About this exercise:
Pull out every line below that holds the word "icon".

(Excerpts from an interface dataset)
--- START ---

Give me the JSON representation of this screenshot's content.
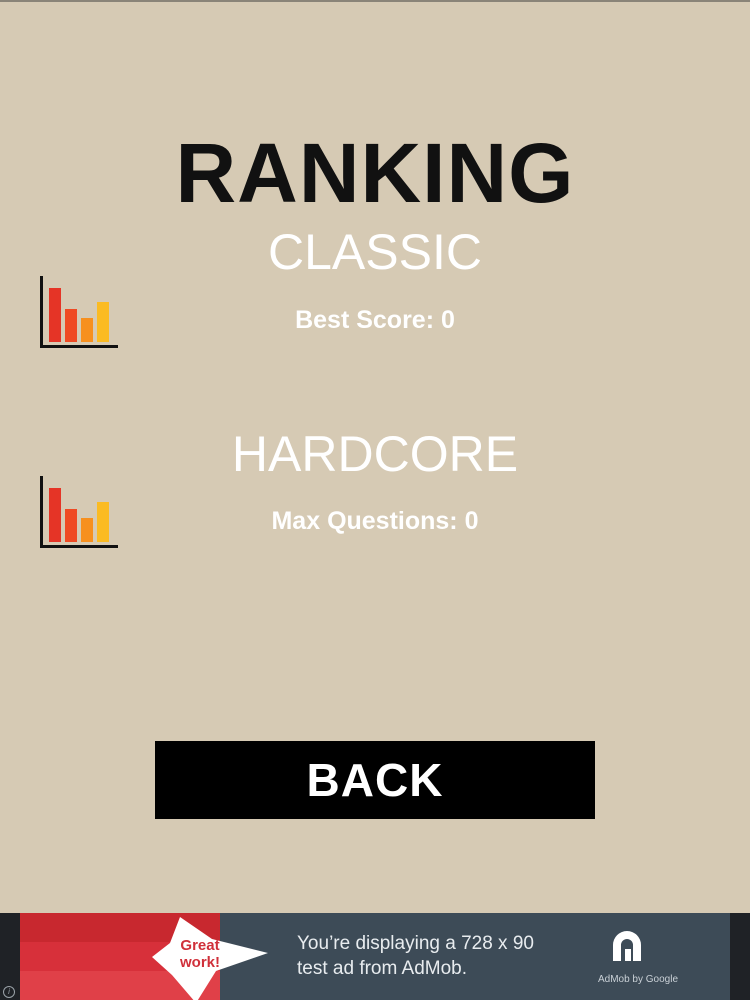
{
  "screen": {
    "title": "RANKING",
    "background_color": "#d6cab4"
  },
  "modes": [
    {
      "name": "CLASSIC",
      "stat_label": "Best Score:",
      "stat_value": "0",
      "icon": "bar-chart-icon"
    },
    {
      "name": "HARDCORE",
      "stat_label": "Max Questions:",
      "stat_value": "0",
      "icon": "bar-chart-icon"
    }
  ],
  "back_button": {
    "label": "BACK"
  },
  "ad": {
    "badge_line1": "Great",
    "badge_line2": "work!",
    "text_line1": "You’re displaying a 728 x 90",
    "text_line2": "test ad from AdMob.",
    "brand": "AdMob by Google",
    "info_glyph": "i"
  }
}
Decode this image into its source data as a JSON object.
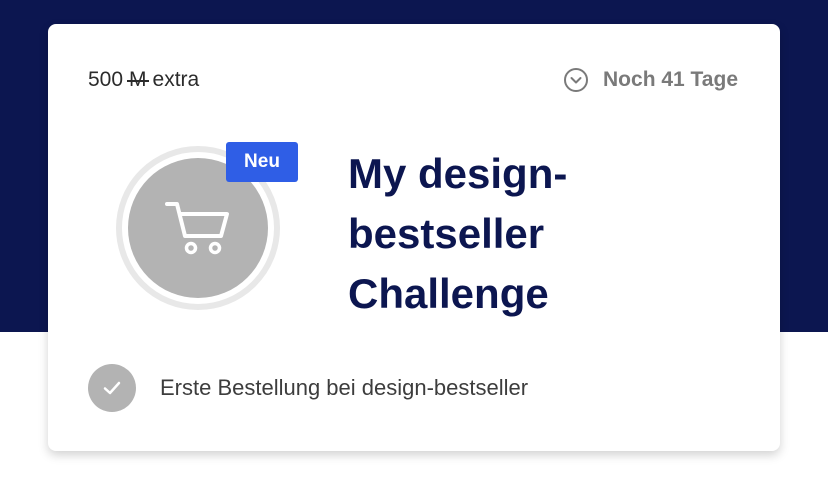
{
  "reward": {
    "amount": "500",
    "symbol": "M",
    "suffix": "extra"
  },
  "deadline": {
    "text": "Noch 41 Tage",
    "icon": "clock-icon"
  },
  "badge": {
    "tag": "Neu",
    "icon": "shopping-cart-icon"
  },
  "challenge": {
    "title": "My design-bestseller Challenge"
  },
  "tasks": [
    {
      "label": "Erste Bestellung bei design-bestseller",
      "icon": "checkmark-icon"
    }
  ],
  "colors": {
    "header_bg": "#0c1650",
    "title": "#0c1650",
    "tag_bg": "#2f5ee6",
    "placeholder_gray": "#b3b3b3"
  }
}
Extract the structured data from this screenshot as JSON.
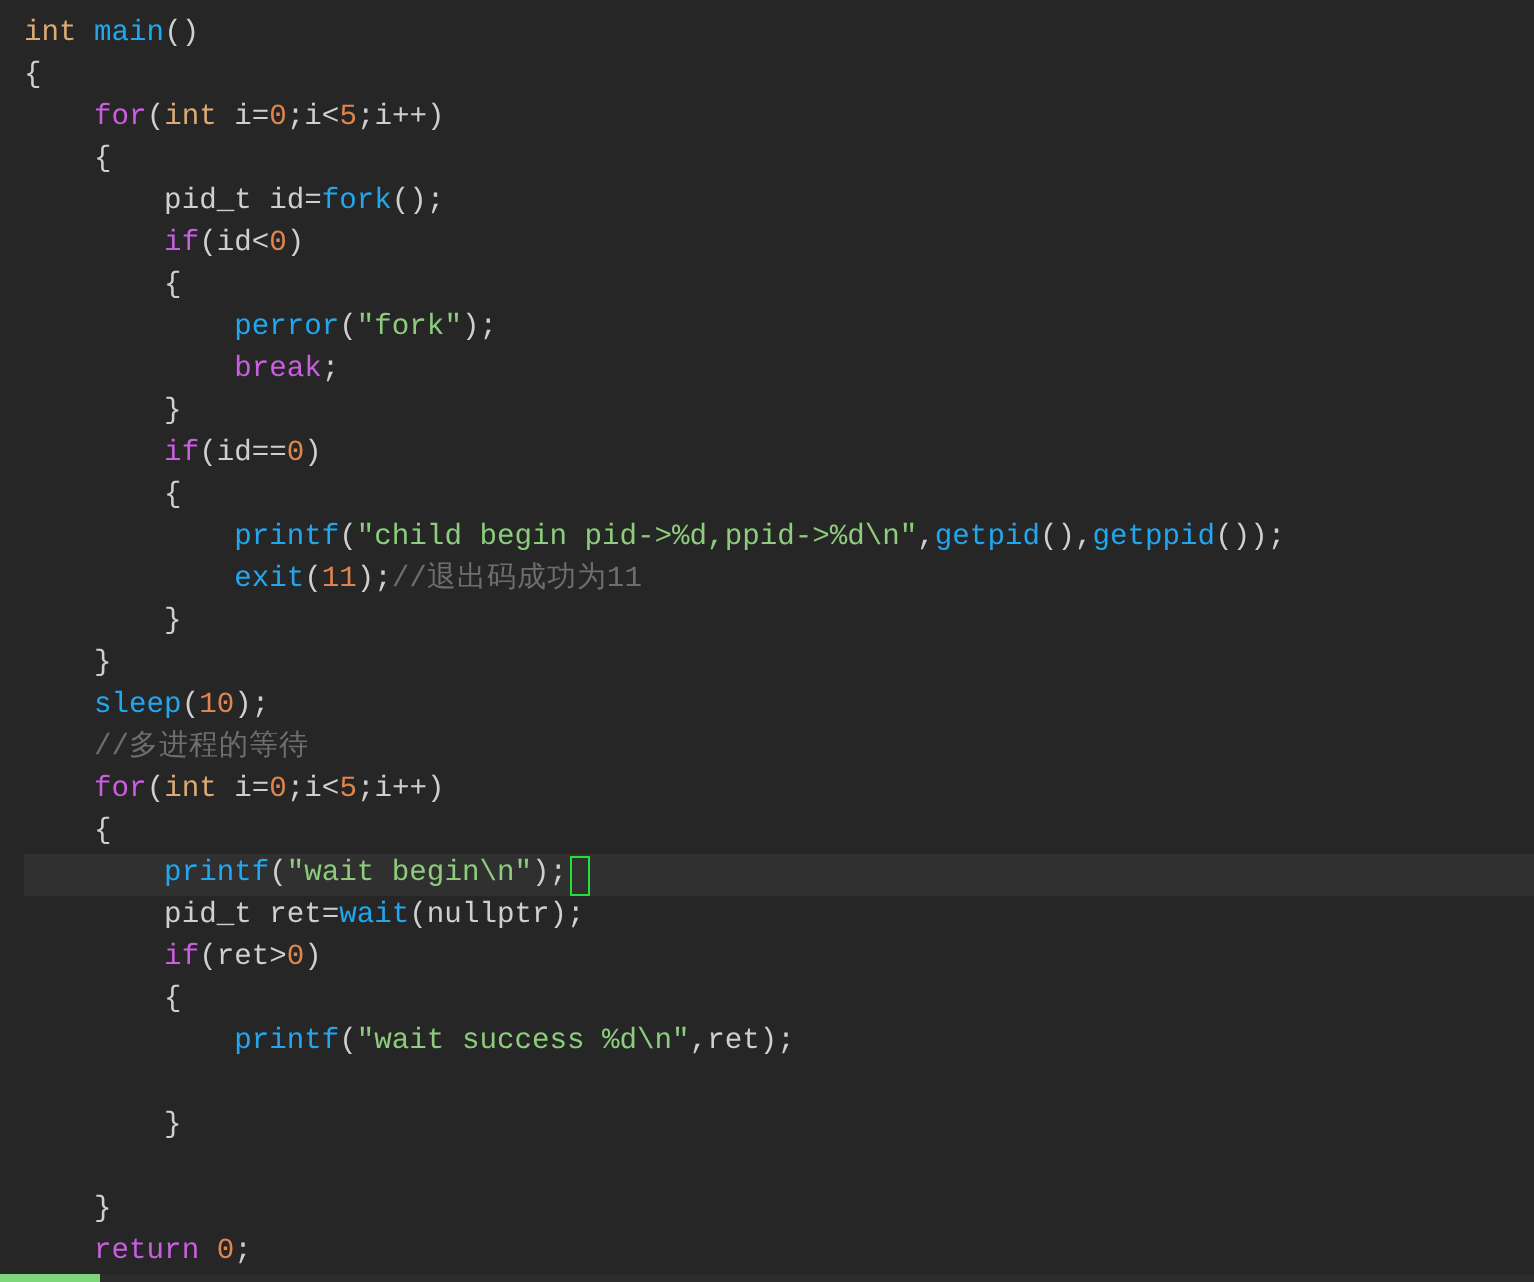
{
  "editor": {
    "lines": [
      {
        "current": false,
        "tokens": [
          {
            "kind": "type",
            "text": "int "
          },
          {
            "kind": "func",
            "text": "main"
          },
          {
            "kind": "plain",
            "text": "()"
          }
        ]
      },
      {
        "current": false,
        "tokens": [
          {
            "kind": "plain",
            "text": "{"
          }
        ]
      },
      {
        "current": false,
        "tokens": [
          {
            "kind": "keyword",
            "text": "    for"
          },
          {
            "kind": "plain",
            "text": "("
          },
          {
            "kind": "type",
            "text": "int"
          },
          {
            "kind": "plain",
            "text": " i="
          },
          {
            "kind": "number",
            "text": "0"
          },
          {
            "kind": "plain",
            "text": ";i<"
          },
          {
            "kind": "number",
            "text": "5"
          },
          {
            "kind": "plain",
            "text": ";i++)"
          }
        ]
      },
      {
        "current": false,
        "tokens": [
          {
            "kind": "plain",
            "text": "    {"
          }
        ]
      },
      {
        "current": false,
        "tokens": [
          {
            "kind": "plain",
            "text": "        pid_t id="
          },
          {
            "kind": "func",
            "text": "fork"
          },
          {
            "kind": "plain",
            "text": "();"
          }
        ]
      },
      {
        "current": false,
        "tokens": [
          {
            "kind": "keyword",
            "text": "        if"
          },
          {
            "kind": "plain",
            "text": "(id<"
          },
          {
            "kind": "number",
            "text": "0"
          },
          {
            "kind": "plain",
            "text": ")"
          }
        ]
      },
      {
        "current": false,
        "tokens": [
          {
            "kind": "plain",
            "text": "        {"
          }
        ]
      },
      {
        "current": false,
        "tokens": [
          {
            "kind": "func",
            "text": "            perror"
          },
          {
            "kind": "plain",
            "text": "("
          },
          {
            "kind": "string",
            "text": "\"fork\""
          },
          {
            "kind": "plain",
            "text": ");"
          }
        ]
      },
      {
        "current": false,
        "tokens": [
          {
            "kind": "keyword",
            "text": "            break"
          },
          {
            "kind": "plain",
            "text": ";"
          }
        ]
      },
      {
        "current": false,
        "tokens": [
          {
            "kind": "plain",
            "text": "        }"
          }
        ]
      },
      {
        "current": false,
        "tokens": [
          {
            "kind": "keyword",
            "text": "        if"
          },
          {
            "kind": "plain",
            "text": "(id=="
          },
          {
            "kind": "number",
            "text": "0"
          },
          {
            "kind": "plain",
            "text": ")"
          }
        ]
      },
      {
        "current": false,
        "tokens": [
          {
            "kind": "plain",
            "text": "        {"
          }
        ]
      },
      {
        "current": false,
        "tokens": [
          {
            "kind": "func",
            "text": "            printf"
          },
          {
            "kind": "plain",
            "text": "("
          },
          {
            "kind": "string",
            "text": "\"child begin pid->%d,ppid->%d\\n\""
          },
          {
            "kind": "plain",
            "text": ","
          },
          {
            "kind": "func",
            "text": "getpid"
          },
          {
            "kind": "plain",
            "text": "(),"
          },
          {
            "kind": "func",
            "text": "getppid"
          },
          {
            "kind": "plain",
            "text": "());"
          }
        ]
      },
      {
        "current": false,
        "tokens": [
          {
            "kind": "func",
            "text": "            exit"
          },
          {
            "kind": "plain",
            "text": "("
          },
          {
            "kind": "number",
            "text": "11"
          },
          {
            "kind": "plain",
            "text": ");"
          },
          {
            "kind": "comment",
            "text": "//退出码成功为11"
          }
        ]
      },
      {
        "current": false,
        "tokens": [
          {
            "kind": "plain",
            "text": "        }"
          }
        ]
      },
      {
        "current": false,
        "tokens": [
          {
            "kind": "plain",
            "text": "    }"
          }
        ]
      },
      {
        "current": false,
        "tokens": [
          {
            "kind": "func",
            "text": "    sleep"
          },
          {
            "kind": "plain",
            "text": "("
          },
          {
            "kind": "number",
            "text": "10"
          },
          {
            "kind": "plain",
            "text": ");"
          }
        ]
      },
      {
        "current": false,
        "tokens": [
          {
            "kind": "comment",
            "text": "    //多进程的等待"
          }
        ]
      },
      {
        "current": false,
        "tokens": [
          {
            "kind": "keyword",
            "text": "    for"
          },
          {
            "kind": "plain",
            "text": "("
          },
          {
            "kind": "type",
            "text": "int"
          },
          {
            "kind": "plain",
            "text": " i="
          },
          {
            "kind": "number",
            "text": "0"
          },
          {
            "kind": "plain",
            "text": ";i<"
          },
          {
            "kind": "number",
            "text": "5"
          },
          {
            "kind": "plain",
            "text": ";i++)"
          }
        ]
      },
      {
        "current": false,
        "tokens": [
          {
            "kind": "plain",
            "text": "    {"
          }
        ]
      },
      {
        "current": true,
        "tokens": [
          {
            "kind": "func",
            "text": "        printf"
          },
          {
            "kind": "plain",
            "text": "("
          },
          {
            "kind": "string",
            "text": "\"wait begin\\n\""
          },
          {
            "kind": "plain",
            "text": ");"
          }
        ]
      },
      {
        "current": false,
        "tokens": [
          {
            "kind": "plain",
            "text": "        pid_t ret="
          },
          {
            "kind": "func",
            "text": "wait"
          },
          {
            "kind": "plain",
            "text": "(nullptr);"
          }
        ]
      },
      {
        "current": false,
        "tokens": [
          {
            "kind": "keyword",
            "text": "        if"
          },
          {
            "kind": "plain",
            "text": "(ret>"
          },
          {
            "kind": "number",
            "text": "0"
          },
          {
            "kind": "plain",
            "text": ")"
          }
        ]
      },
      {
        "current": false,
        "tokens": [
          {
            "kind": "plain",
            "text": "        {"
          }
        ]
      },
      {
        "current": false,
        "tokens": [
          {
            "kind": "func",
            "text": "            printf"
          },
          {
            "kind": "plain",
            "text": "("
          },
          {
            "kind": "string",
            "text": "\"wait success %d\\n\""
          },
          {
            "kind": "plain",
            "text": ",ret);"
          }
        ]
      },
      {
        "current": false
      },
      {
        "current": false,
        "tokens": [
          {
            "kind": "plain",
            "text": "        }"
          }
        ]
      },
      {
        "current": false
      },
      {
        "current": false,
        "tokens": [
          {
            "kind": "plain",
            "text": "    }"
          }
        ]
      },
      {
        "current": false,
        "tokens": [
          {
            "kind": "keyword",
            "text": "    return "
          },
          {
            "kind": "number",
            "text": "0"
          },
          {
            "kind": "plain",
            "text": ";"
          }
        ]
      }
    ]
  }
}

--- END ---

Task output:
      "icon": "bar-chart-icon"
      "icon": "bar-chart-icon"
    "icon": "clock-icon"
    "icon": "shopping-cart-icon"
      "icon": "checkmark-icon"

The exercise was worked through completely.